In 2019 as part of a social media campaign to celebrate linguistic diversity online, African language activists and advocates will be taking turns managing the @DigiAfricanLang Twitter account to share their experiences with the revitalization and promotion of African languages. This profile post is about Kọ́lá Túbọ̀sún (@kolatubosun) and what he plans to discuss during his week as host.
Rising Voices: Please tell us about yourself.
My name is Kọ́lá Túbọ̀sún (I began to put diacritics on my name as a permanent feature in 2015 after we released the free tonemarking software for Yorùbá/Igbo for Mac and Windows). I am a linguist and creative writer (with interest in travel writing, journalism, and poetry). I’m currently a Miles Morland Scholar, working on a nonfiction book, while leading a team at YorubaName.com working on a couple of language, lexicography, and documentation tools, and another at Google working on Natural Language Processing.
RV: What is the current status of your language on the internet and offline?
Yorùbá, like most Nigerian languages suffered a setback with the economic downturn of the early eighties to late nineties. Publications ceased in the language, and most parents bought into the idea that exclusive English language education was the path to success, so they stopped speaking their languages at home. All of this, along with other forms of neglect by policy makers subsisted until the internet came to add insult to injury, so to speak. Not much was published online in the language until recently, with the arrival of the BBC Nigerian language services, and before then YorubaName.com, and a few other platforms. Online, it was hard to write the language because there were no (free) tools to apply diacritics to Yorùbá, which are important for disambiguation, but also because millennials who grew up with the deficiency in their knowledge of the language found no reason to use it. So we’re at a stage where I and many others believe that all our indigenous languages are threatened or endangered. I mean, we don’t even know how many people speak any of the languages we have.
RV: On what topics do you plan to focus during the week that you’ll manage the @DigiAfricanLangTwitter account?
I plan to talk and think through some current challenges we have in language use, attitudes, and documentation on the continent; and share some progress in our work, and plans for the future. I also hope to meet people in other parts of the continent doing similar things, and engage in relevant conversations on our work and directions.
RV: What are the main motivations for your digital activism for your language?
It started as being personal: I couldn’t put tone marks on words and on my name. And the more I probed, the more I realized that the people in charge of the web and other software applications never cared, because the innovations they worked with always needed to have commercial impetus. But now, having been in it for over a decade, I’m motivated for the community. There are thousands of people, and thousands of languages, that can be helped by the creation of digital tools and solutions. It has economic implications for us as a people. If you can use an ATM in a local language, then people who speak that language can put their money in the bank, and become part of the digital economic universe. If we can create tools for disabled people, which can speak to them in their local languages — or to which they can speak in the local language — then they feel more integrated in modern life, in society. So I’m motivated because language is life. Empowering our languages empowers us all. But most of all, I’m motivated by the pleasure I get from the work I do.

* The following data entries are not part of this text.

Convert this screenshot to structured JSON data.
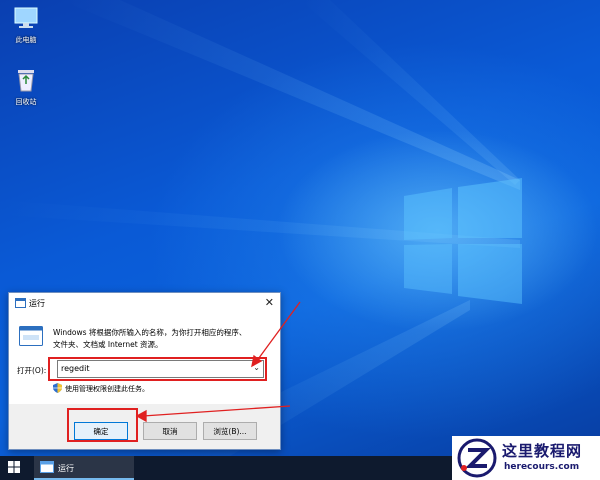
{
  "desktop": {
    "icons": [
      {
        "label": "此电脑",
        "icon": "computer-icon"
      },
      {
        "label": "回收站",
        "icon": "recycle-bin-icon"
      }
    ]
  },
  "run_dialog": {
    "title": "运行",
    "description_line1": "Windows 将根据你所输入的名称，为你打开相应的程序、",
    "description_line2": "文件夹、文档或 Internet 资源。",
    "open_label": "打开(O):",
    "open_value": "regedit",
    "admin_note": "使用管理权限创建此任务。",
    "ok_label": "确定",
    "cancel_label": "取消",
    "browse_label": "浏览(B)..."
  },
  "taskbar": {
    "running_app": "运行"
  },
  "watermark": {
    "name": "这里教程网",
    "url": "herecours.com"
  },
  "colors": {
    "accent": "#0078d7",
    "annotation": "#e02020",
    "taskbar": "#0e1a2e"
  }
}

RV: What are your hopes and dreams for your language?
I hope it not only survives, but that it thrives — in as many domains as English and other world languages currently do.